Douglas R. Tengdin, CFA

Chief Investment Officer

Lehman Lessons

Should the Government have let Lehman fail?

Photo: David Shankbone. Source: Wikipedia CC BY-SA 3.0

Seven years ago Lehman Brothers filed for protection from creditors under Chapter 11 of the bankruptcy code. A last-minute deal to save the global investment bank had fallen through.

In the immediate aftermath, Lehman bonds traded at 60—then 30—cents on the dollar; Barclays and Nomura purchased Lehman’s North American and global franchises, respectively. Thousands of employees packed up their desks and started looking for work.

The plummeting value of Lehman debt had an immense ripple-effect. A large institutional money market fund was forced to “break the buck” and began redeeming shares at 97 cents. This led other institutional investors to shift their cash holdings from “prime” funds—which invested in corporate debt—to government funds, moving over a trillion dollars away from the private sector. This was the final domino of the financial crisis that led to the Great Recession.

Source: Bloomberg

In retrospect, should the Government have let Lehman fail? Bailouts and rescues were arranged for other systemically important financial companies: Bear Stearns and Fannie Mae before Lehman; Merrill, Citibank, and other major banks afterwards.

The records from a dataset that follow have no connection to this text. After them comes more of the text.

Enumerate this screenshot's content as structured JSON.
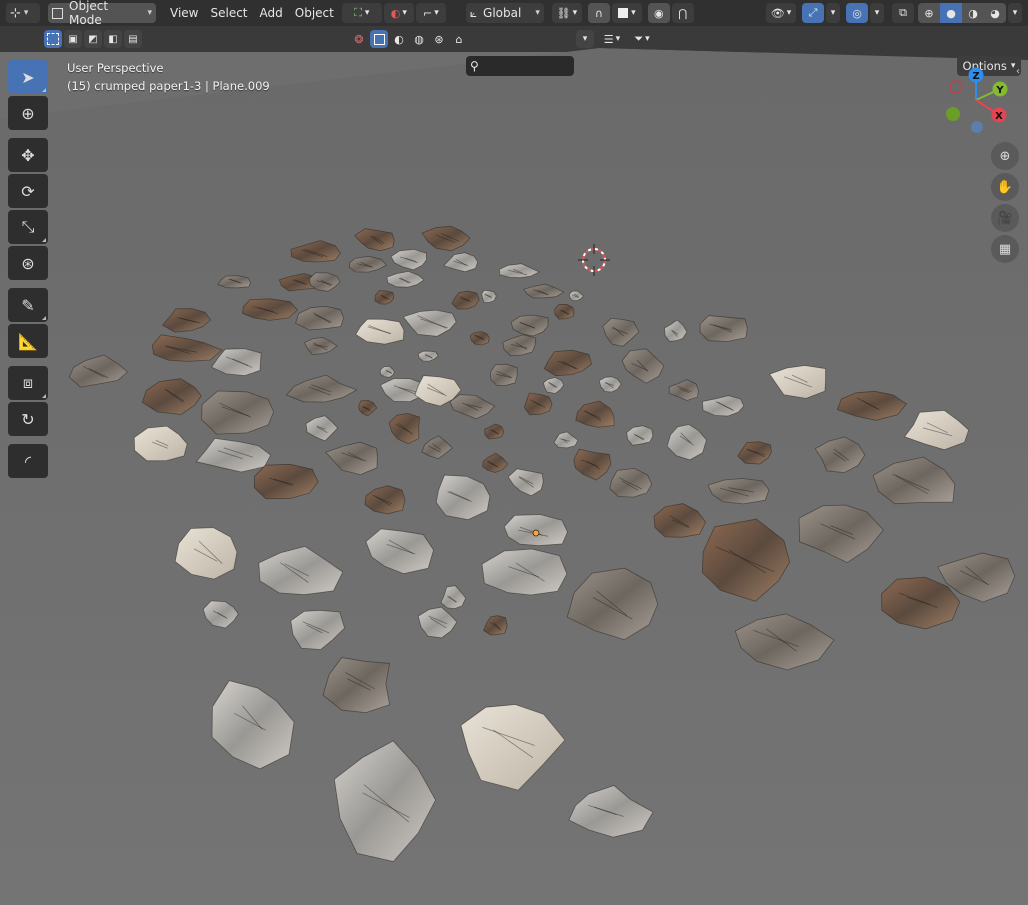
{
  "header": {
    "editor_type_icon": "editor-type-icon",
    "mode": "Object Mode",
    "menus": [
      "View",
      "Select",
      "Add",
      "Object"
    ],
    "transform_orientation": "Global"
  },
  "subheader": {
    "options_label": "Options",
    "search_value": "",
    "search_placeholder": ""
  },
  "viewport": {
    "view_name": "User Perspective",
    "object_info": "(15) crumped paper1-3 | Plane.009"
  },
  "gizmo": {
    "z_label": "Z",
    "y_label": "Y",
    "x_label": "X"
  },
  "colors": {
    "accent": "#4772b3",
    "axis_x": "#e8434f",
    "axis_y": "#83ba2f",
    "axis_z": "#2b8ef0"
  }
}
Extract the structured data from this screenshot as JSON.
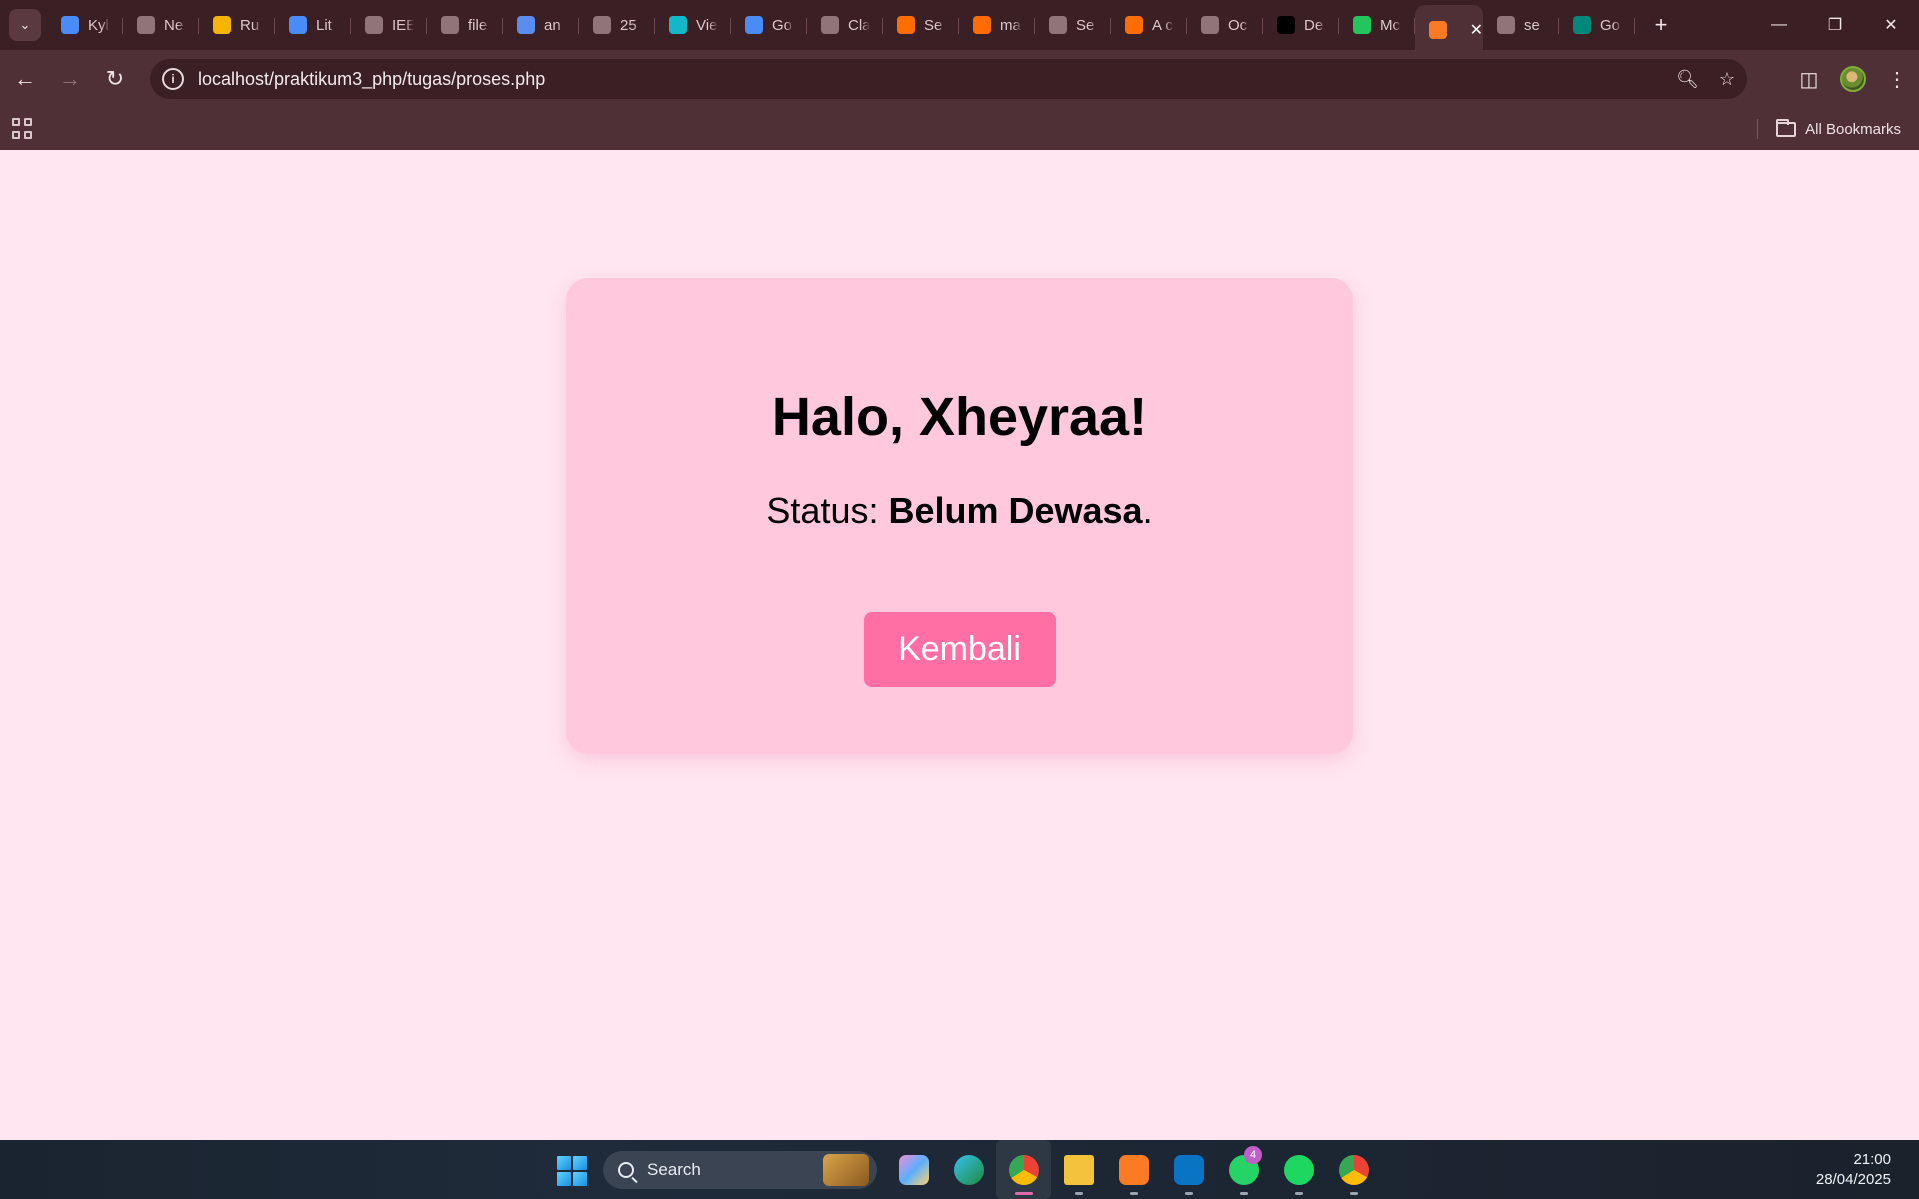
{
  "browser": {
    "tabs": [
      {
        "label": "Kyl",
        "icon": "docs-icon",
        "color": "#4a8cf7"
      },
      {
        "label": "Ne",
        "icon": "chrome-icon",
        "color": "#8f7479"
      },
      {
        "label": "Ru",
        "icon": "drive-icon",
        "color": "#f4b400"
      },
      {
        "label": "Lit",
        "icon": "docs-icon",
        "color": "#4a8cf7"
      },
      {
        "label": "IEE",
        "icon": "globe-icon",
        "color": "#8f7479"
      },
      {
        "label": "file",
        "icon": "globe-icon",
        "color": "#8f7479"
      },
      {
        "label": "an",
        "icon": "gemini-icon",
        "color": "#5b8def"
      },
      {
        "label": "25",
        "icon": "globe-icon",
        "color": "#8f7479"
      },
      {
        "label": "Vie",
        "icon": "canva-icon",
        "color": "#12b8c9"
      },
      {
        "label": "Go",
        "icon": "translate-icon",
        "color": "#4a8cf7"
      },
      {
        "label": "Cla",
        "icon": "globe-icon",
        "color": "#8f7479"
      },
      {
        "label": "Se",
        "icon": "elsevier-icon",
        "color": "#ff6c00"
      },
      {
        "label": "ma",
        "icon": "elsevier-icon",
        "color": "#ff6c00"
      },
      {
        "label": "Se",
        "icon": "globe-icon",
        "color": "#8f7479"
      },
      {
        "label": "A c",
        "icon": "elsevier-icon",
        "color": "#ff6c00"
      },
      {
        "label": "Oc",
        "icon": "globe-icon",
        "color": "#8f7479"
      },
      {
        "label": "De",
        "icon": "x-icon",
        "color": "#000000"
      },
      {
        "label": "Mc",
        "icon": "zotero-icon",
        "color": "#22c55e"
      },
      {
        "label": "",
        "icon": "xampp-icon",
        "color": "#fb7a24",
        "active": true
      },
      {
        "label": "se",
        "icon": "globe-icon",
        "color": "#8f7479"
      },
      {
        "label": "Go",
        "icon": "meet-icon",
        "color": "#00897b"
      }
    ],
    "url_host": "localhost",
    "url_path": "/praktikum3_php/tugas/proses.php",
    "bookmarks_label": "All Bookmarks"
  },
  "page": {
    "greeting": "Halo, Xheyraa!",
    "status_prefix": "Status: ",
    "status_value": "Belum Dewasa",
    "status_suffix": ".",
    "back_button": "Kembali"
  },
  "taskbar": {
    "search_label": "Search",
    "whatsapp_badge": "4",
    "time": "21:00",
    "date": "28/04/2025"
  },
  "colors": {
    "page_bg": "#ffe6f0",
    "card_bg": "#ffc8dd",
    "button_bg": "#ff6fa3"
  }
}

Officials argue they had no authority to arrange a direct rescue, but so much was made up on the fly at that time that something probably could have been arranged.

In hindsight, letting Lehman fail was probably a mistake—for three important reasons:

1. The global financial system is far more integrated than we knew. Lehman’s bankruptcy immediately caused a crisis at AIG, the insurance giant. Their failure would have been even more momentous, and the Government did rescue them.

2. Our domestic economy is much more financially vulnerable than we knew. The run on prime money market funds led to millions of layoffs and trillions in economic losses.

3. Finally, when the establishment fails, anti-establishment groups will rise. We’ve seen huge growth in political radicalism both domestically and abroad. But radical solutions rarely add economic value. Instead, the uncertainty they create causes consumers and investors to be even more careful.

Letting Lehman fail has led to persistent underperformance economically and the emergence of political extremism. In theory, the Dodd-Frank legislation has procedures in place so that it doesn’t happen here again. Let’s hope that they work.

Douglas R. Tengdin, CFA

Chief Investment Officer